In all my posts so far, I’ve tried to demonstrate and intentionally focus on setting an example of how to communicate authentically on Instagram and social media. For instance, I won’t provide legal advice on copyright infringement because I’m not an IP specialist. I don’t have the relevant experience to provide proper advice on this topic and it would be inauthentic of me to do so. But I do follow a policy to ensure I don’t commit copyright infringement.
When it comes to creating content on the internet and social platforms, it’s important to understand the difference between plagiarism and copyright infringement. Also, how to avoid them.

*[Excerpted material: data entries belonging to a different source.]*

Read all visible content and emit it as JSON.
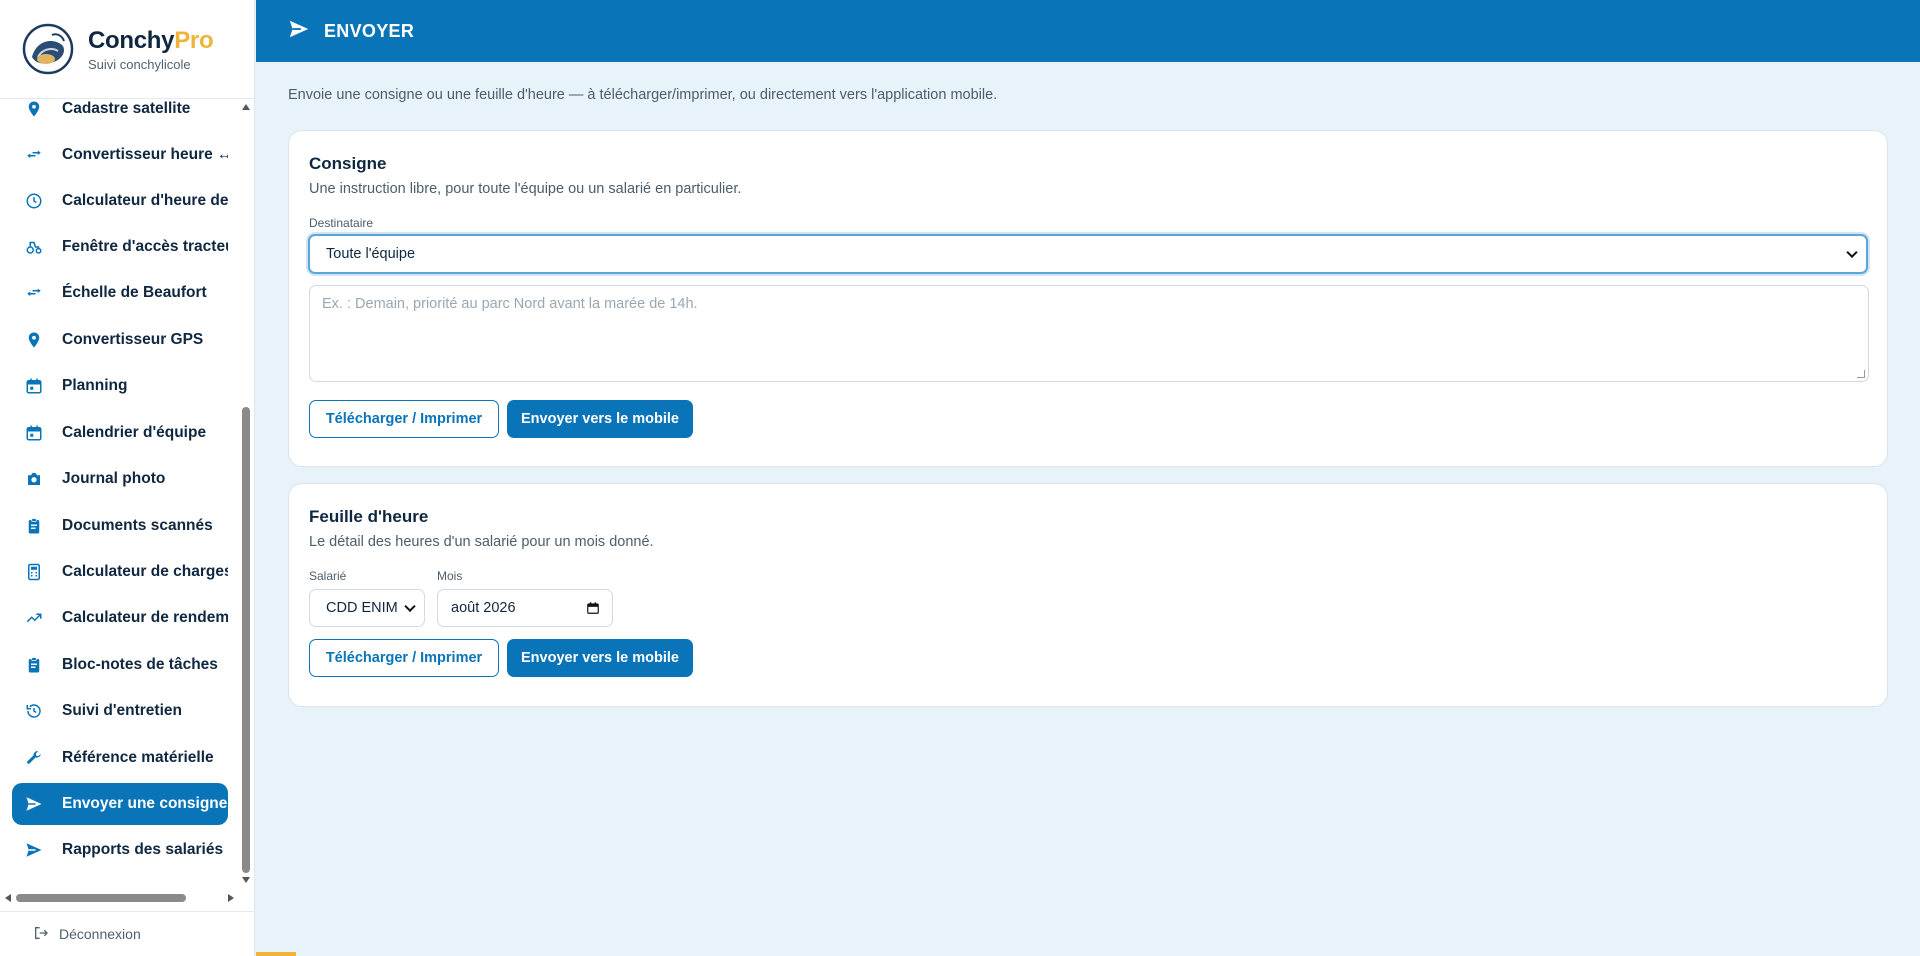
{
  "brand": {
    "name": "Conchy",
    "name_accent": "Pro",
    "subtitle": "Suivi conchylicole",
    "accent_color": "#f0b43a"
  },
  "sidebar": {
    "items": [
      {
        "label": "Cadastre satellite",
        "icon": "map-pin-icon"
      },
      {
        "label": "Convertisseur heure ↔ hauteur",
        "icon": "swap-arrows-icon"
      },
      {
        "label": "Calculateur d'heure de départ",
        "icon": "clock-icon"
      },
      {
        "label": "Fenêtre d'accès tracteur",
        "icon": "tractor-icon"
      },
      {
        "label": "Échelle de Beaufort",
        "icon": "swap-arrows-icon"
      },
      {
        "label": "Convertisseur GPS",
        "icon": "map-pin-icon"
      },
      {
        "label": "Planning",
        "icon": "calendar-icon"
      },
      {
        "label": "Calendrier d'équipe",
        "icon": "calendar-icon"
      },
      {
        "label": "Journal photo",
        "icon": "camera-icon"
      },
      {
        "label": "Documents scannés",
        "icon": "clipboard-icon"
      },
      {
        "label": "Calculateur de charges",
        "icon": "calculator-icon"
      },
      {
        "label": "Calculateur de rendement",
        "icon": "trend-up-icon"
      },
      {
        "label": "Bloc-notes de tâches",
        "icon": "clipboard-icon"
      },
      {
        "label": "Suivi d'entretien",
        "icon": "history-icon"
      },
      {
        "label": "Référence matérielle",
        "icon": "wrench-icon"
      },
      {
        "label": "Envoyer une consigne",
        "icon": "send-icon",
        "active": true
      },
      {
        "label": "Rapports des salariés",
        "icon": "send-icon"
      }
    ],
    "logout_label": "Déconnexion"
  },
  "header": {
    "title": "ENVOYER",
    "color": "#0a74b8"
  },
  "main": {
    "intro": "Envoie une consigne ou une feuille d'heure — à télécharger/imprimer, ou directement vers l'application mobile.",
    "consigne": {
      "title": "Consigne",
      "description": "Une instruction libre, pour toute l'équipe ou un salarié en particulier.",
      "recipient_label": "Destinataire",
      "recipient_value": "Toute l'équipe",
      "message_placeholder": "Ex. : Demain, priorité au parc Nord avant la marée de 14h.",
      "download_label": "Télécharger / Imprimer",
      "send_label": "Envoyer vers le mobile"
    },
    "timesheet": {
      "title": "Feuille d'heure",
      "description": "Le détail des heures d'un salarié pour un mois donné.",
      "employee_label": "Salarié",
      "employee_value": "CDD ENIM",
      "month_label": "Mois",
      "month_value": "août 2026",
      "download_label": "Télécharger / Imprimer",
      "send_label": "Envoyer vers le mobile"
    }
  }
}
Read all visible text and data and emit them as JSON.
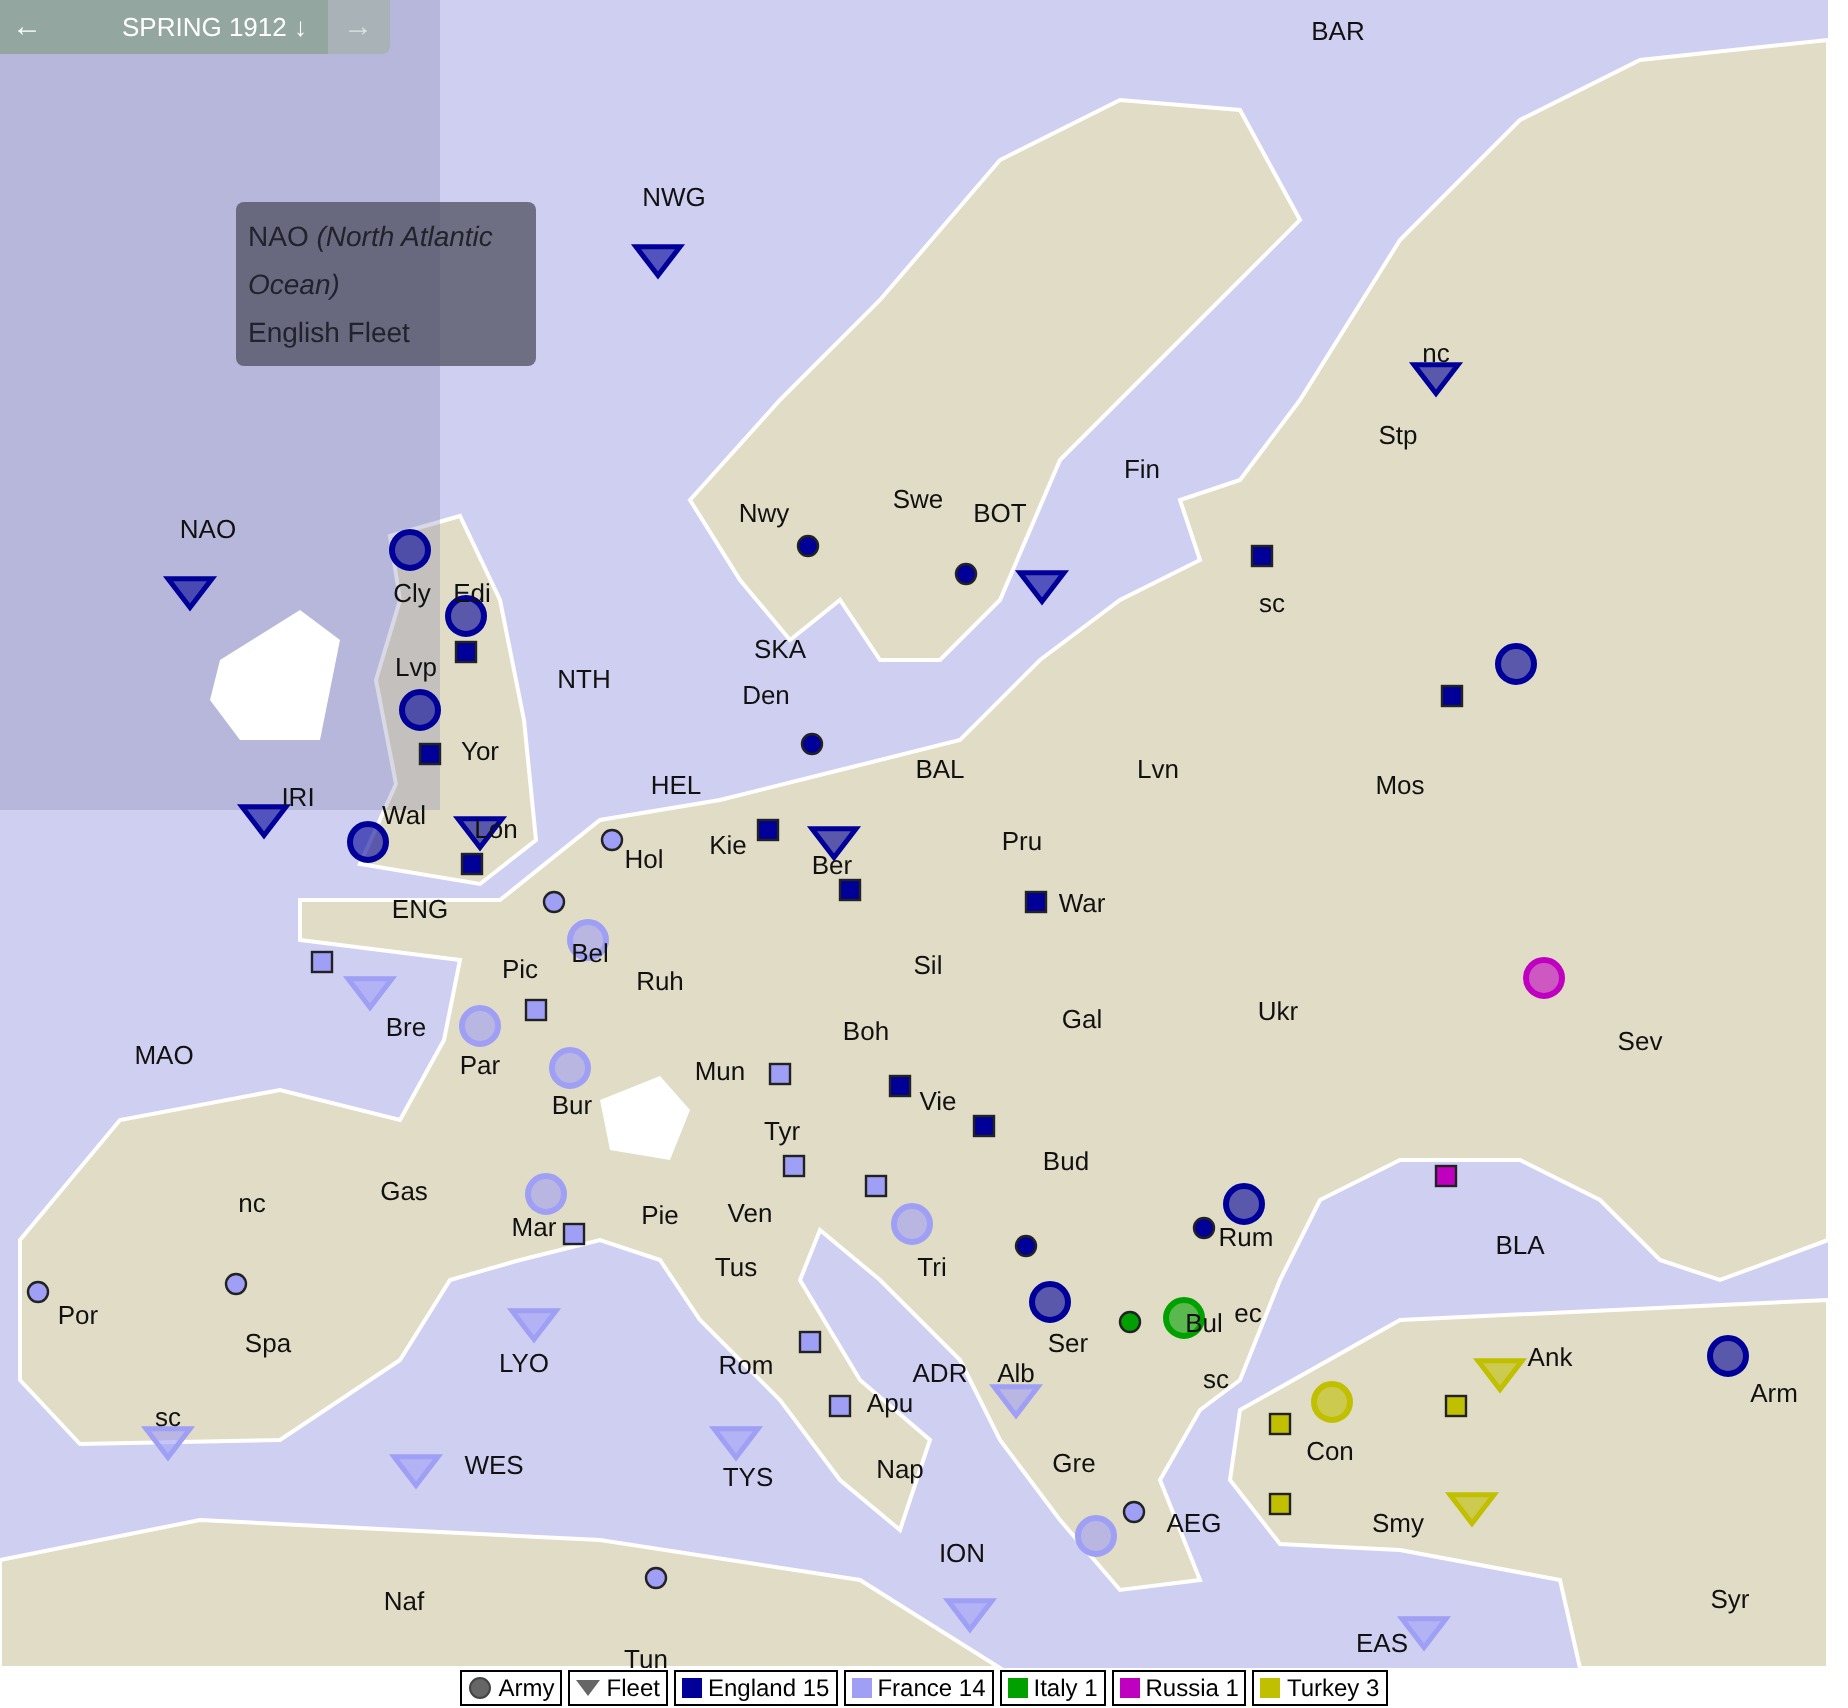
{
  "phase": {
    "prev": "←",
    "label": "SPRING 1912",
    "down": "↓",
    "next": "→",
    "next_disabled": true
  },
  "tooltip": {
    "abbr": "NAO",
    "name": "(North Atlantic Ocean)",
    "unit": "English Fleet"
  },
  "labels": [
    "BAR",
    "NWG",
    "NAO",
    "Nwy",
    "Swe",
    "BOT",
    "Fin",
    "nc",
    "Stp",
    "Cly",
    "Edi",
    "Lvp",
    "NTH",
    "SKA",
    "Den",
    "sc",
    "Yor",
    "Mos",
    "Lvn",
    "HEL",
    "BAL",
    "IRI",
    "Wal",
    "Lon",
    "Kie",
    "Ber",
    "Pru",
    "Hol",
    "War",
    "ENG",
    "Bel",
    "Pic",
    "Sil",
    "Ruh",
    "Ukr",
    "Sev",
    "Gal",
    "Bre",
    "MAO",
    "Par",
    "Boh",
    "Mun",
    "Bur",
    "Vie",
    "Tyr",
    "Bud",
    "nc",
    "Gas",
    "Mar",
    "Pie",
    "Ven",
    "Tri",
    "Rum",
    "BLA",
    "Tus",
    "Por",
    "Spa",
    "Ser",
    "Bul",
    "ec",
    "LYO",
    "Rom",
    "ADR",
    "Alb",
    "sc",
    "Ank",
    "Arm",
    "Apu",
    "Con",
    "sc",
    "WES",
    "TYS",
    "Nap",
    "Gre",
    "Smy",
    "AEG",
    "ION",
    "Naf",
    "Syr",
    "EAS",
    "Tun"
  ],
  "units": [
    {
      "kind": "army",
      "color": "#000099"
    },
    {
      "kind": "army",
      "color": "#000099"
    },
    {
      "kind": "army",
      "color": "#000099"
    },
    {
      "kind": "army",
      "color": "#000099"
    },
    {
      "kind": "army",
      "color": "#9f9ff5"
    },
    {
      "kind": "army",
      "color": "#9f9ff5"
    },
    {
      "kind": "army",
      "color": "#9f9ff5"
    },
    {
      "kind": "army",
      "color": "#9f9ff5"
    },
    {
      "kind": "army",
      "color": "#9f9ff5"
    },
    {
      "kind": "army",
      "color": "#000099"
    },
    {
      "kind": "army",
      "color": "#000099"
    },
    {
      "kind": "army",
      "color": "#00a000"
    },
    {
      "kind": "army",
      "color": "#000099"
    },
    {
      "kind": "army",
      "color": "#c000c0"
    },
    {
      "kind": "army",
      "color": "#c0c000"
    },
    {
      "kind": "army",
      "color": "#000099"
    },
    {
      "kind": "army",
      "color": "#9f9ff5"
    },
    {
      "kind": "fleet",
      "color": "#000099"
    },
    {
      "kind": "fleet",
      "color": "#000099"
    },
    {
      "kind": "fleet",
      "color": "#000099"
    },
    {
      "kind": "fleet",
      "color": "#000099"
    },
    {
      "kind": "fleet",
      "color": "#000099"
    },
    {
      "kind": "fleet",
      "color": "#000099"
    },
    {
      "kind": "fleet",
      "color": "#000099"
    },
    {
      "kind": "fleet",
      "color": "#9f9ff5"
    },
    {
      "kind": "fleet",
      "color": "#9f9ff5"
    },
    {
      "kind": "fleet",
      "color": "#9f9ff5"
    },
    {
      "kind": "fleet",
      "color": "#9f9ff5"
    },
    {
      "kind": "fleet",
      "color": "#9f9ff5"
    },
    {
      "kind": "fleet",
      "color": "#9f9ff5"
    },
    {
      "kind": "fleet",
      "color": "#9f9ff5"
    },
    {
      "kind": "fleet",
      "color": "#9f9ff5"
    },
    {
      "kind": "fleet",
      "color": "#c0c000"
    },
    {
      "kind": "fleet",
      "color": "#c0c000"
    }
  ],
  "centers": [
    {
      "kind": "square",
      "color": "#000099"
    },
    {
      "kind": "square",
      "color": "#000099"
    },
    {
      "kind": "square",
      "color": "#000099"
    },
    {
      "kind": "square",
      "color": "#000099"
    },
    {
      "kind": "square",
      "color": "#000099"
    },
    {
      "kind": "square",
      "color": "#000099"
    },
    {
      "kind": "square",
      "color": "#000099"
    },
    {
      "kind": "square",
      "color": "#000099"
    },
    {
      "kind": "square",
      "color": "#000099"
    },
    {
      "kind": "square",
      "color": "#000099"
    },
    {
      "kind": "square",
      "color": "#c000c0"
    },
    {
      "kind": "square",
      "color": "#9f9ff5"
    },
    {
      "kind": "square",
      "color": "#9f9ff5"
    },
    {
      "kind": "square",
      "color": "#9f9ff5"
    },
    {
      "kind": "square",
      "color": "#9f9ff5"
    },
    {
      "kind": "square",
      "color": "#9f9ff5"
    },
    {
      "kind": "square",
      "color": "#9f9ff5"
    },
    {
      "kind": "square",
      "color": "#9f9ff5"
    },
    {
      "kind": "square",
      "color": "#9f9ff5"
    },
    {
      "kind": "square",
      "color": "#c0c000"
    },
    {
      "kind": "square",
      "color": "#c0c000"
    },
    {
      "kind": "square",
      "color": "#c0c000"
    },
    {
      "kind": "dot",
      "color": "#000099"
    },
    {
      "kind": "dot",
      "color": "#000099"
    },
    {
      "kind": "dot",
      "color": "#000099"
    },
    {
      "kind": "dot",
      "color": "#9f9ff5"
    },
    {
      "kind": "dot",
      "color": "#9f9ff5"
    },
    {
      "kind": "dot",
      "color": "#9f9ff5"
    },
    {
      "kind": "dot",
      "color": "#9f9ff5"
    },
    {
      "kind": "dot",
      "color": "#9f9ff5"
    },
    {
      "kind": "dot",
      "color": "#000099"
    },
    {
      "kind": "dot",
      "color": "#000099"
    },
    {
      "kind": "dot",
      "color": "#00a000"
    },
    {
      "kind": "dot",
      "color": "#9f9ff5"
    }
  ],
  "legend": [
    {
      "kind": "army",
      "label": "Army"
    },
    {
      "kind": "fleet",
      "label": "Fleet"
    },
    {
      "kind": "country",
      "label": "England 15",
      "color": "#000099"
    },
    {
      "kind": "country",
      "label": "France 14",
      "color": "#9f9ff5"
    },
    {
      "kind": "country",
      "label": "Italy 1",
      "color": "#00a000"
    },
    {
      "kind": "country",
      "label": "Russia 1",
      "color": "#c000c0"
    },
    {
      "kind": "country",
      "label": "Turkey 3",
      "color": "#c0c000"
    }
  ]
}
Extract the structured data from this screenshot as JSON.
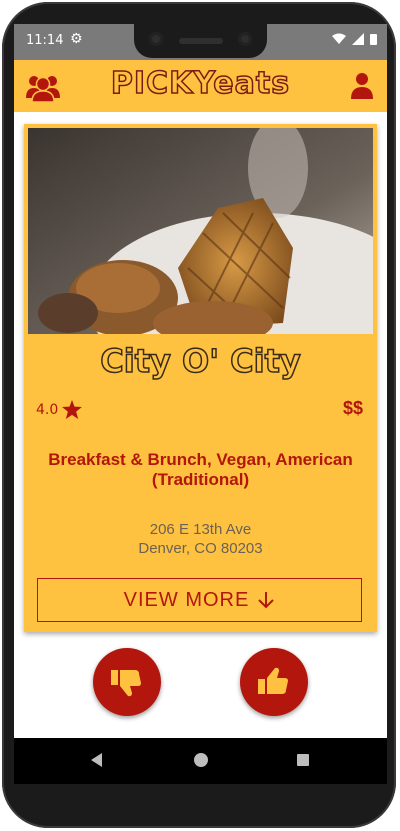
{
  "status_bar": {
    "time": "11:14"
  },
  "app_bar": {
    "logo": "PICKYeats"
  },
  "restaurant": {
    "name": "City O' City",
    "rating": "4.0",
    "price": "$$",
    "categories": "Breakfast & Brunch, Vegan, American (Traditional)",
    "address_line1": "206 E 13th Ave",
    "address_line2": "Denver, CO 80203"
  },
  "actions": {
    "view_more_label": "VIEW MORE"
  },
  "colors": {
    "accent": "#fec240",
    "brand_red": "#b3160d",
    "status_bar": "#7a7a7a"
  },
  "icons": {
    "app_bar_left": "group-icon",
    "app_bar_right": "user-icon",
    "rating": "star-icon",
    "view_more": "arrow-down-icon",
    "dislike": "thumbs-down-icon",
    "like": "thumbs-up-icon"
  }
}
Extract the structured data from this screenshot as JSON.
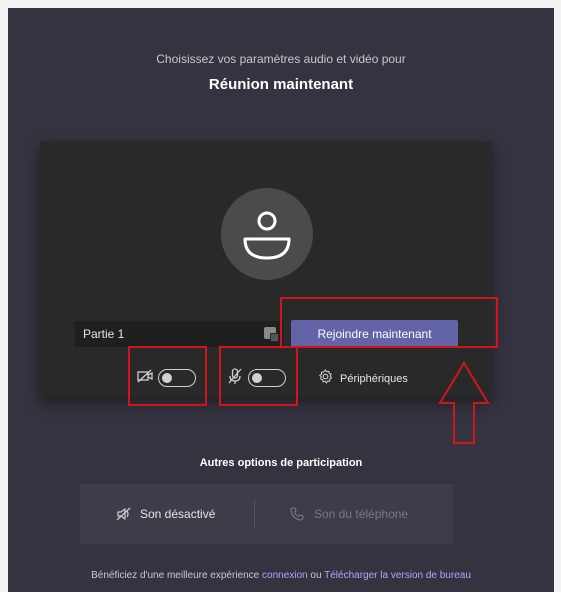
{
  "header": {
    "subtitle": "Choisissez vos paramètres audio et vidéo pour",
    "meeting_title": "Réunion maintenant"
  },
  "preview": {
    "name_value": "Partie 1",
    "join_label": "Rejoindre maintenant",
    "devices_label": "Périphériques",
    "camera_toggle": "off",
    "mic_toggle": "off"
  },
  "other_options": {
    "label": "Autres options de participation",
    "audio_off_label": "Son désactivé",
    "phone_audio_label": "Son du téléphone"
  },
  "footer": {
    "prefix": "Bénéficiez d'une meilleure expérience",
    "connexion_link": "connexion",
    "or": "ou",
    "download_link": "Télécharger la version de bureau"
  },
  "colors": {
    "background": "#35333f",
    "preview_bg": "#292929",
    "accent": "#6264a7",
    "highlight": "#d2141e",
    "link": "#a9aaff"
  }
}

Plagiarism is relatively straightforward. The Harvard Referencing Guide gives a good indication of what can amount to plagiarism. Avoiding copyright infringement is a bit more tricky. For example, if I share a quote or extract on my blog, I can’t say with 100% certainty that it will not amount to copyright infringement. In South Africa, the court considers certain factors and determines whether a defence against a claim for copyright infringement exists on a case-by-case basis (source).
For this reason, to avoid plagiarism and copyright infringement, I rather focus on the underlying value of ‘being authentic’. I also ask myself whether my actions will cause the copyright owner/person who deserves credit/society any harm.
For example, I don’t read the opinions of other bloggers who blog about the same topics. It interferes with my own creative thinking process. However, I do consult pure academic sources and data. If I use the academic data in my content, I give my interpretation and rewrite it in my own words. I also reference the sources. Please note, this is not legal advice but my personal policy.
At university, I was taught the more sources one consults and mentions, the more authentic and credible an opinion/guideline. That being said, I hope I inspired you to approach a credible source on the subject of plagiarism and copyright infringement – an IP specialist.
If you would like to attend a workshop by an IP specialist to understand copyright infringement (illegal) and plagiarism (unethical) – and the consequences of being guilty of the aforementioned – please pop me a mail. After the workshop, I can help you create policies to ensure you follow the correct steps.
Image credit: Jenni Elizabeth